On the mechanisation of thought

The industrial revolution mechanised physical labour. In 200 years that saw unprecedented innovation, we went from using machines to grind flour to assemble phones. But the holy grail of machanisation remains: thought.

As mechanisation relieves workers from manual labour, the human workforce moves towards more sophisticated work. Sophisticated work takes time to learn; since the industrial revolution, the age at which we become a net contributor to the economy has steadily increased. The natural conclusion of this needs careful consideration. If I’m right, this trend will continue and people’s lives will fundamentally change when we lose the competitive advantage we have always had over machines – our intelligence.

The inflection point comes when there is no higher level of sophistication that the workforce can competitively move to. That is, when most jobs that produce things that people are willing to pay for are performed better or cheaper by machines (computers and robots) than people. Note that we’ll get to this point long before we have artificial general intelligence. This is a huge deal. What jobs will still be done by people? How will resources be (re)distributed? What role will politics play? How will society transition to a new steady state? How will people find happiness? This should be the topic for economists and political thinkers today, but I see almost no discussion of it.

I can think of two reasons why this is not widely debated: people think it won’t happen in their lifetime or people want to avoid thinking about uncomfortable things.

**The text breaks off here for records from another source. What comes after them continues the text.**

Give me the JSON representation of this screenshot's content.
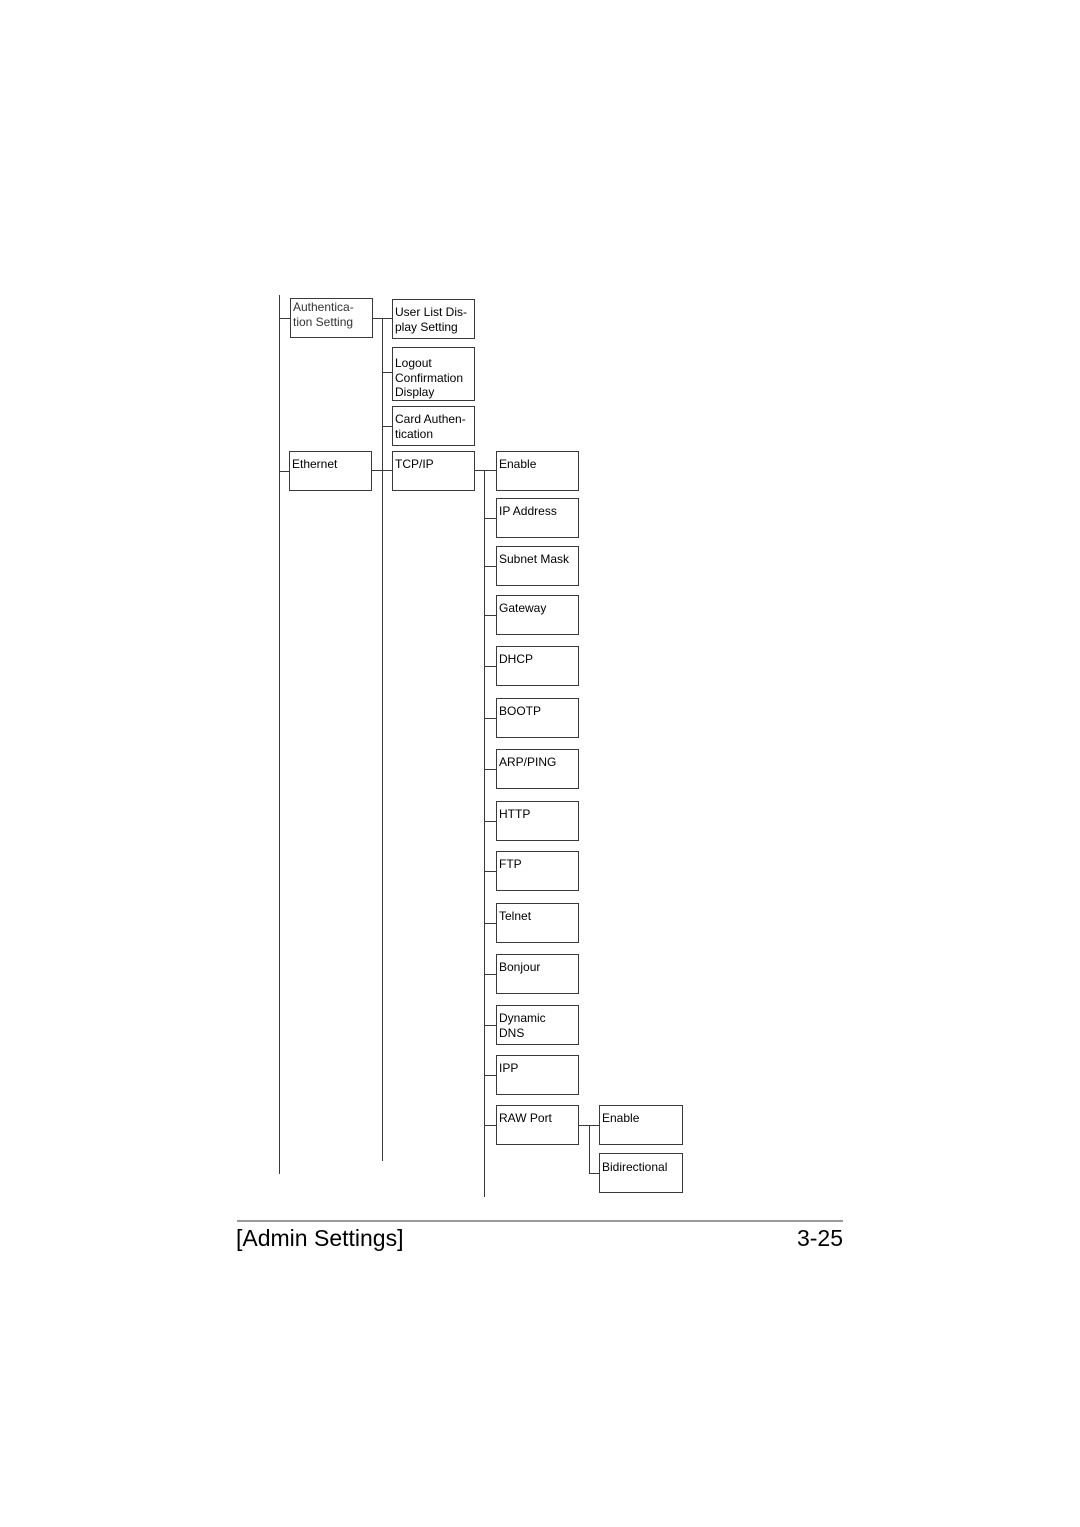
{
  "tree": {
    "level1": [
      {
        "label": "Authentica-\ntion Setting"
      },
      {
        "label": "Ethernet"
      }
    ],
    "authentication_children": [
      {
        "label": "User List Dis-\nplay Setting"
      },
      {
        "label": "Logout\nConfirmation\nDisplay"
      },
      {
        "label": "Card Authen-\ntication"
      }
    ],
    "ethernet_children": [
      {
        "label": "TCP/IP"
      }
    ],
    "tcpip_children": [
      {
        "label": "Enable"
      },
      {
        "label": "IP Address"
      },
      {
        "label": "Subnet Mask"
      },
      {
        "label": "Gateway"
      },
      {
        "label": "DHCP"
      },
      {
        "label": "BOOTP"
      },
      {
        "label": "ARP/PING"
      },
      {
        "label": "HTTP"
      },
      {
        "label": "FTP"
      },
      {
        "label": "Telnet"
      },
      {
        "label": "Bonjour"
      },
      {
        "label": "Dynamic\nDNS"
      },
      {
        "label": "IPP"
      },
      {
        "label": "RAW Port"
      }
    ],
    "rawport_children": [
      {
        "label": "Enable"
      },
      {
        "label": "Bidirectional"
      }
    ]
  },
  "footer": {
    "section_title": "[Admin Settings]",
    "page_number": "3-25"
  }
}
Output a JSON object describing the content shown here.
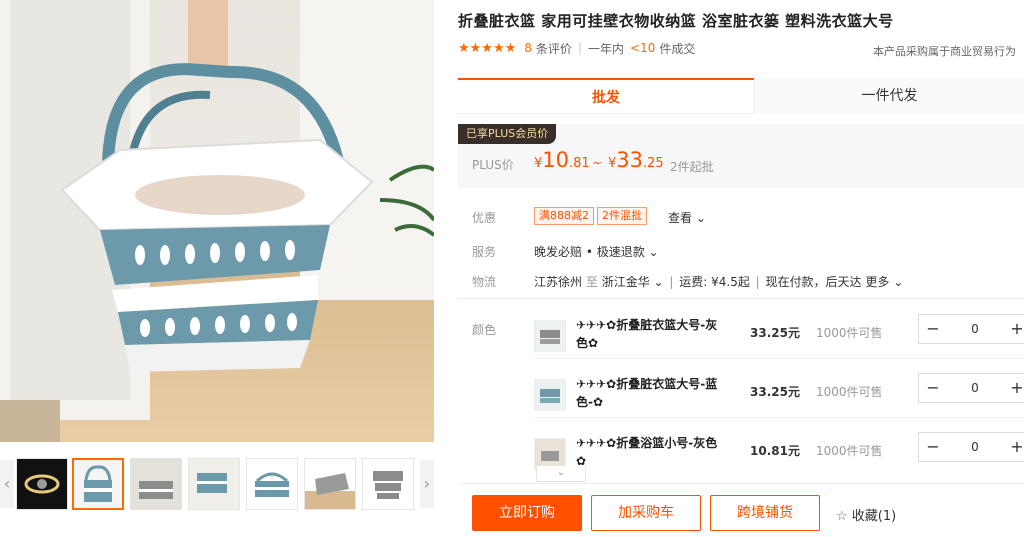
{
  "product": {
    "title": "折叠脏衣篮 家用可挂壁衣物收纳篮 浴室脏衣篓 塑料洗衣篮大号",
    "rating": {
      "stars": "★★★★★",
      "review_count": "8",
      "review_suffix": "条评价",
      "period": "一年内",
      "sold": "<10",
      "sold_suffix": "件成交"
    },
    "trade_note": "本产品采购属于商业贸易行为"
  },
  "tabs": [
    {
      "label": "批发"
    },
    {
      "label": "一件代发"
    }
  ],
  "price": {
    "badge": "已享PLUS会员价",
    "label": "PLUS价",
    "currency": "¥",
    "low_int": "10",
    "low_dec": ".81",
    "tilde": "~",
    "high_int": "33",
    "high_dec": ".25",
    "moq": "2件起批"
  },
  "info": {
    "discount_label": "优惠",
    "coupons": [
      "满888减2",
      "2件混批"
    ],
    "view_label": "查看 ⌄",
    "service_label": "服务",
    "service_value": "晚发必赔 • 极速退款 ⌄",
    "logistics_label": "物流",
    "logistics_from": "江苏徐州",
    "logistics_to_word": "至",
    "logistics_to": "浙江金华 ⌄",
    "freight": "运费: ¥4.5起",
    "delivery": "现在付款，后天达",
    "more": "更多 ⌄"
  },
  "sku": {
    "label": "颜色",
    "items": [
      {
        "name": "✈✈✈✿折叠脏衣篮大号-灰色✿",
        "price": "33.25元",
        "stock": "1000件可售",
        "qty": "0"
      },
      {
        "name": "✈✈✈✿折叠脏衣篮大号-蓝色-✿",
        "price": "33.25元",
        "stock": "1000件可售",
        "qty": "0"
      },
      {
        "name": "✈✈✈✿折叠浴篮小号-灰色✿",
        "price": "10.81元",
        "stock": "1000件可售",
        "qty": "0"
      }
    ],
    "minus": "−",
    "plus": "+",
    "expand": "⌄"
  },
  "actions": {
    "buy_now": "立即订购",
    "add_cart": "加采购车",
    "cross_border": "跨境铺货",
    "collect": "收藏(1)"
  },
  "gallery": {
    "prev": "‹",
    "next": "›",
    "thumbnail_count": 7
  },
  "colors": {
    "accent": "#ff5000",
    "basket_blue": "#6c9aab",
    "plus_dark": "#3a2e2a"
  }
}
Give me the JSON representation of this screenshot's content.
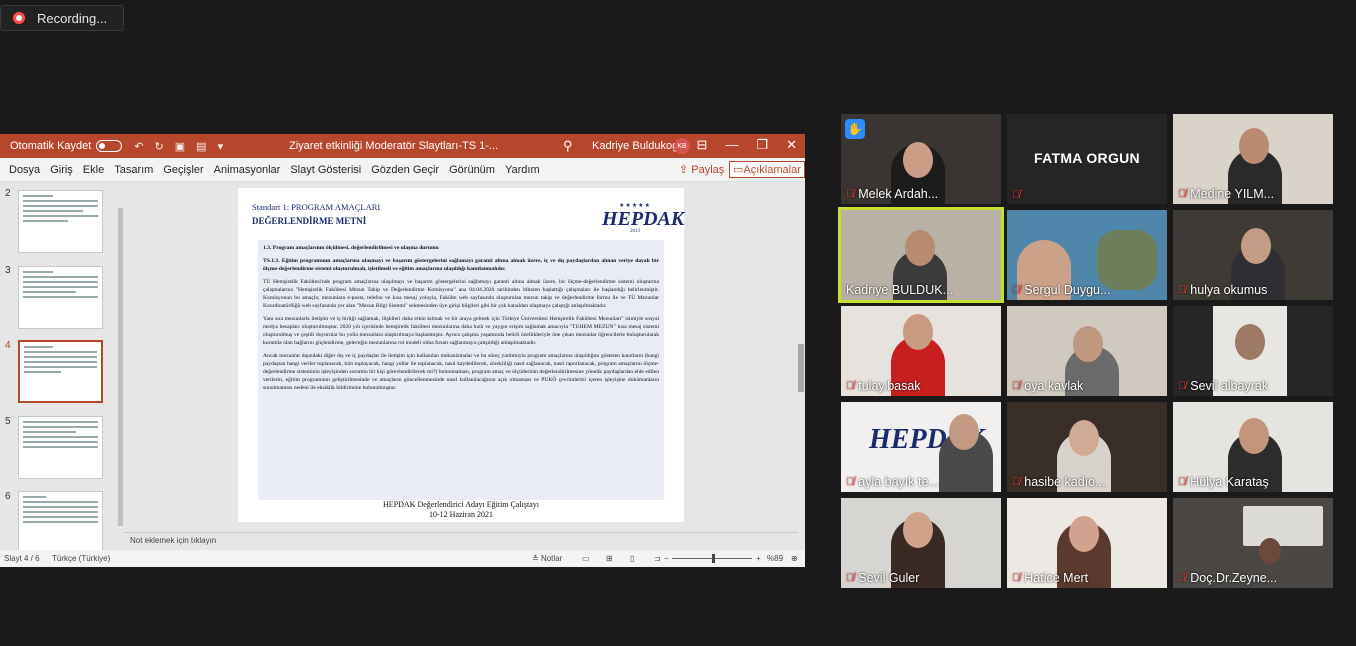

The latter reason is likely more common, but ignoring a problem does not make it disappear. If people thought about it they would realise that mass-unemployment (coupled with increased productivity) is likely to happen in our lifetime. It might be difficult (remember the AI over-optimism in the 80’s?), but there are no fundamental barriers to mechanising much of what we are willing to pay for with faux-intelligent computers within decades; in the end, the brain is a kind of computer.

We can argue about the timeline. I think serious arguments putting it more than 100 years into the future will be rare; I would argue for it to take less than half a century and probably significantly less. The key is that innovation increases the sophistication of the tools we use to push innovation further, making the trend exponential (it’s not quite that simple, but it’s roughly right). Timing, however, is not the point. The point is that we’ll need to deal with it, bar a catastrophic event.

The solution is in theory simple: redistribution in the form of a citizen salary (and I say that despite libertarian leanings). Politically this should be doable – widely established practices like unemployment benefits, social security, and state-funded healthcare already gives something for nothing. In practice, it might not be so simple.